Broadcasting to over 100,000 viewers in Cupertino, Los Altos and Mountain View, plus webcasting to all, the nonprofit KMVT 15 manages to make ends meet, remarkably so for a community television station in the sluggish economy. But KMVT wasn't what it is today when executive director Brian Szabo came on board in June 2005.
Szabo, a Palo Alto resident who recently announced his retirement, created new sources of revenue for KMVT, located at 1400 Terra Bella Ave. in Mountain View, by launching unprecedented services in the past six years.
The best known of the services is a youth program that holds week-long video camps for middle schoolers to learn how to produce TV programs during their winter, spring and summer breaks.
"By Friday of the week the students will complete a video production, and we will air it," said Szabo. "They get really excited about seeing their own production on TV."
As for why the program targets middle schoolers only, Szabo explained that 6th through 8th graders are mature enough to learn video technology, but their schools generally don't offer video production classes as some high schools do, so KMVT steps up to fill their need.
Szabo said KMVT charges $325 per student for the video camps, and that regularly brings a considerable amount of income to the station.
According to Szabo, 65 percent of KMVT's budget comes from the three cities it serves, and the station has to earn the other 35 percent.
Besides the youth video camps, Szabo also launched KMVT Productions, a professional video production unit, to generate income for KMVT by producing promotional videos from script to screen for nonprofit and for-profit organizations alike.
The promotional videos cannot air on the KMVT channel, which is for the use of the community only, but they bring the KMVT crew awards and recognition.
Clients of KMVT Productions include large corporations like Johnson & Johnson and a few school districts, according to Szabo.
Another innovative service initiated by Szabo is the KMVT YouTube Channel. As a TV station, KMVT gets an exemption from YouTube's length limitation, and can run its complete programs on YouTube.
It was no coincidence that Szabo made KMVT more than a community TV station. The combination of his education, experiences and expertise helped him turn things around at KMVT.
Born in Budapest, Hugary, Szabo first came to the U.S. at age 11 as a child of a refugee family. He lived in Pasadena, California until high school graduation, and then went to Stanford University.
In 1968, Szabo received a Bachelor's degree in Psychology, and married his high school sweetheart Maggie, who also graduated from Stanford.
Szabo pursued graduate studies at UCLA for a Master's degree in motion picture production, which led him to the film industry.

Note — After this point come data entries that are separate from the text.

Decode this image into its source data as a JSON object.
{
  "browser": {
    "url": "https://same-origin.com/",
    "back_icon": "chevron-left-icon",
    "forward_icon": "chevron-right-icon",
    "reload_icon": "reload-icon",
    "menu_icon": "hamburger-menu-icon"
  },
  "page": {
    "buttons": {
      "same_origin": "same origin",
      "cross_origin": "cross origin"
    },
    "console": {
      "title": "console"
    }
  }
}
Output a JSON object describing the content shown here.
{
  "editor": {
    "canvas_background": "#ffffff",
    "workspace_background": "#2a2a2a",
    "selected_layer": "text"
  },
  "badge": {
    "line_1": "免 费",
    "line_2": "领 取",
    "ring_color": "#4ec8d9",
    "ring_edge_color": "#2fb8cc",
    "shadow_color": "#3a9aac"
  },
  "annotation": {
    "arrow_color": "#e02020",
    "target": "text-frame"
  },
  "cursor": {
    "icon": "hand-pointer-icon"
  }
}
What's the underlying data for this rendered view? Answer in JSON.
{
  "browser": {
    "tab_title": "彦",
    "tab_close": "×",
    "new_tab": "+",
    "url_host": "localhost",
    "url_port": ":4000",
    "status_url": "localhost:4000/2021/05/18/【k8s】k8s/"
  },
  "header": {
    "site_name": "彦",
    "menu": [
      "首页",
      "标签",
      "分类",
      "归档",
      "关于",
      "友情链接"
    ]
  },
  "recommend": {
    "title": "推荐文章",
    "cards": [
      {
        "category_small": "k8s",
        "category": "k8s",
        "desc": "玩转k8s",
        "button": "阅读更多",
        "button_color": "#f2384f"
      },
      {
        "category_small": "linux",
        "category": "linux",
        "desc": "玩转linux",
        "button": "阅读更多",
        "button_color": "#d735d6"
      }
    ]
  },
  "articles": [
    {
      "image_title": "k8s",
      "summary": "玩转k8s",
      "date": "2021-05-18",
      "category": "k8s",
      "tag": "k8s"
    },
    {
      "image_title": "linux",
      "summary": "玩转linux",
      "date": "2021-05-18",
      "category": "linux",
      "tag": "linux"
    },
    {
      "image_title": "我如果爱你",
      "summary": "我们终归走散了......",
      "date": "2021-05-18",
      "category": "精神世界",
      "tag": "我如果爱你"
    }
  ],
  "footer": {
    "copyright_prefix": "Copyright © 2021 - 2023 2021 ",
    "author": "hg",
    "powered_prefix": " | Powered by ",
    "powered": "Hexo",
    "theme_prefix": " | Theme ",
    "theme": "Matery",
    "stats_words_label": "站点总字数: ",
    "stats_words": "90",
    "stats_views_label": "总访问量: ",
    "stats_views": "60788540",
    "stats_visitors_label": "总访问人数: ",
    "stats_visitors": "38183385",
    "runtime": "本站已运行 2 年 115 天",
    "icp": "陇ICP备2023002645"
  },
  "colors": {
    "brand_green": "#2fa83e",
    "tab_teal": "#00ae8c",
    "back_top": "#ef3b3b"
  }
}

He worked in films for the next decade, but decided to make a career switch after the birth of his first son.
To give his family more stable financial support, Szabo studied computer mathematics at San Jose State University, and that turned him into a software engineer in 1981.
Szabo worked his way up to technical management, and once started his own high tech company. In 2005, he planned to start another software company but was approached about the executive director's position at KMVT.
Szabo said he accepted the offer because he saw it as a way to combine his two careers: video production and executive management.
KMVT has a lean and mean staff of eight, six of them full-timers.
According to office manager Christina Hagan, Szabo is a caring boss who accomodates his staff members' needs.
"He knows I have a two-year-old daughter," said Hagan. "So he allows me a flexible schedule, as long as I finish my duties."
Hagan also said she feels very much trusted, working with Szabo.
"He lets me take care of all the small stuff for him so he can concentrate on the big stuff," said Hagan. "We work so well together. I'm very sad about his retirement, even though I know it's good for him to spend more time with his family at this stage of his life."
Szabo talked to Patch on camera about why he decided to retire this year. The video recording is attached to this article.
KMVT has chosen two final candidates from applicants for Szabo's position, and will most likely have the new executive director start after Labor Day, according to Hagan.